ROBERT SIEGEL, HOST:
Los Angeles County Sheriff Lee Baca made a surprise announcement today. He is resigning at the end of the month. A series of department scandals in the past few years and the prospect of a bruising re-election race may have been factors, as NPR's Karen Grigsby Bates reports.
KAREN GRIGSBY BATES, BYLINE: Ramrod straight, impeccably creased with the five stars of his rank glittering on his collar, Sheriff Lee Baca squinted into the sunlight and told reporters his decision to leave office after 15 years was exactly that, his decision.
SHERIFF LEE BACA: At the same time that I was elected to four terms, I will go out on my terms. I'm not going to seek reelection for a fifth term as sheriff and I will retire at the end of this month.
BATES: A visibly emotional Baca cited pride in his department and in the organization's determination to treat all citizens with dignity and respect. And while some of the deputies behind Baca grew teary as he spoke, Peter Eliasberg, legal director for the ACLU of Southern California, says it's about time. The ACLU has been criticizing Baca's administration of the county jails for years.
PETER ELIASBERG: Two years ago, when we released our 2011 jail report, we called for his resignation because we believed that the problems that were embodied in that report and other things that we'd said about what was happening in the jails showed that he was unwilling or unable to address the major problems that faced the department.
BATES: The scathing report said Baca's deputies routinely abused and terrorized the inmates in several of the county's jails, including the ancient overcrowded downtown jail. More recently, 18 deputies were indicted by federal authorities and after that, another scandal. The L.A. Times broke news that 80 deputies had been hired with virtually no screening. Some of that number were incompetent, others had convictions no one had asked about.
Former federal prosecutor and Loyola Law School professor Laurie Levenson says the continued revelations may have factored into Baca's decision to retire.
LAURIE LEVENSON: There has been an ongoing investigation by the federal authorities. Nobody has yet said that Lee Baca would be charged but this has had to be hanging over his head for a long time.
BATES: It's a sad end for a man who entered the sheriff's department 48 years ago because he felt the work was, in his words, a calling.
CONNIE RICE: Baca was a ray of sunlight because he was so upbeat, so humanitarian. He was really kind of like a social worker with a gun.
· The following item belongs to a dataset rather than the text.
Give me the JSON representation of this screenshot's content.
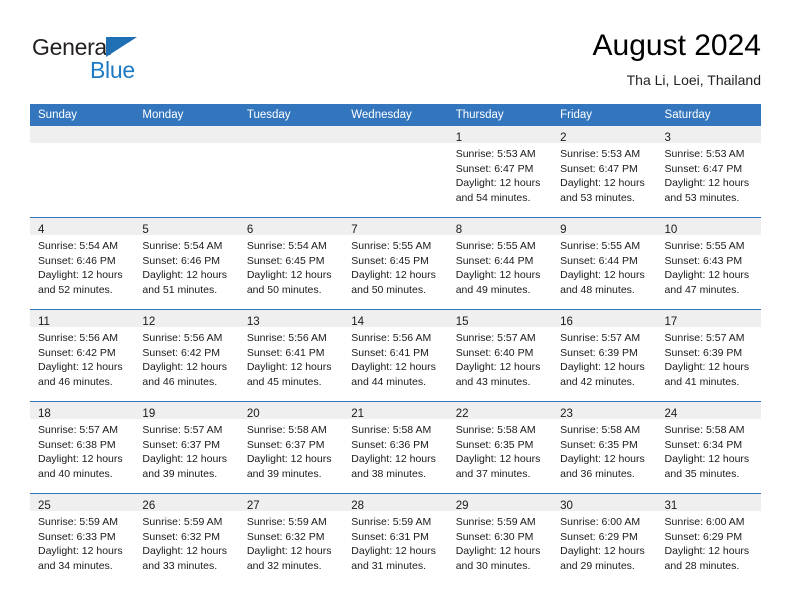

BATES: Civil rights attorney Connie Rice spent a fair amount of time suing Baca's sheriff's for civil rights violations but she says his personal integrity sometimes put him at odds with his colleagues. She says 20 years ago, Baca went up against a clique of rogue deputies who had abused residents of the L.A. suburb of Gardena.
RICE: You had a vigilante group of sheriffs and Sheriff Baca stood up against them at a time when nobody else in the department would help plaintiffs like my clients. He was by himself, it was a scary thing to do.
BATES: Loyola professor Laurie Levenson agrees Baca's heart was often in the right place but getting the almost 20,000 employees of his sprawling fiefdom to follow suit was an unmanageable task.
LEVENSON: I do believe that he did want fair treatment of the diverse communities, he wanted proper treatment in the jails. But I also don't think that he had the type of oversight or organization that could make that happen.
BACA: I turn 72 years old in May and I don't see myself as the future. I see myself as part of the past.
BATES: So, now, Lee Baca is stepping down. The primary election for his replacement will occur in March. And because there's no one with his name recognition, a critical factor in countywide elections, there will probably be run-offs in June. Karen Grigsby Bates, NPR News. Transcript provided by NPR, Copyright NPR.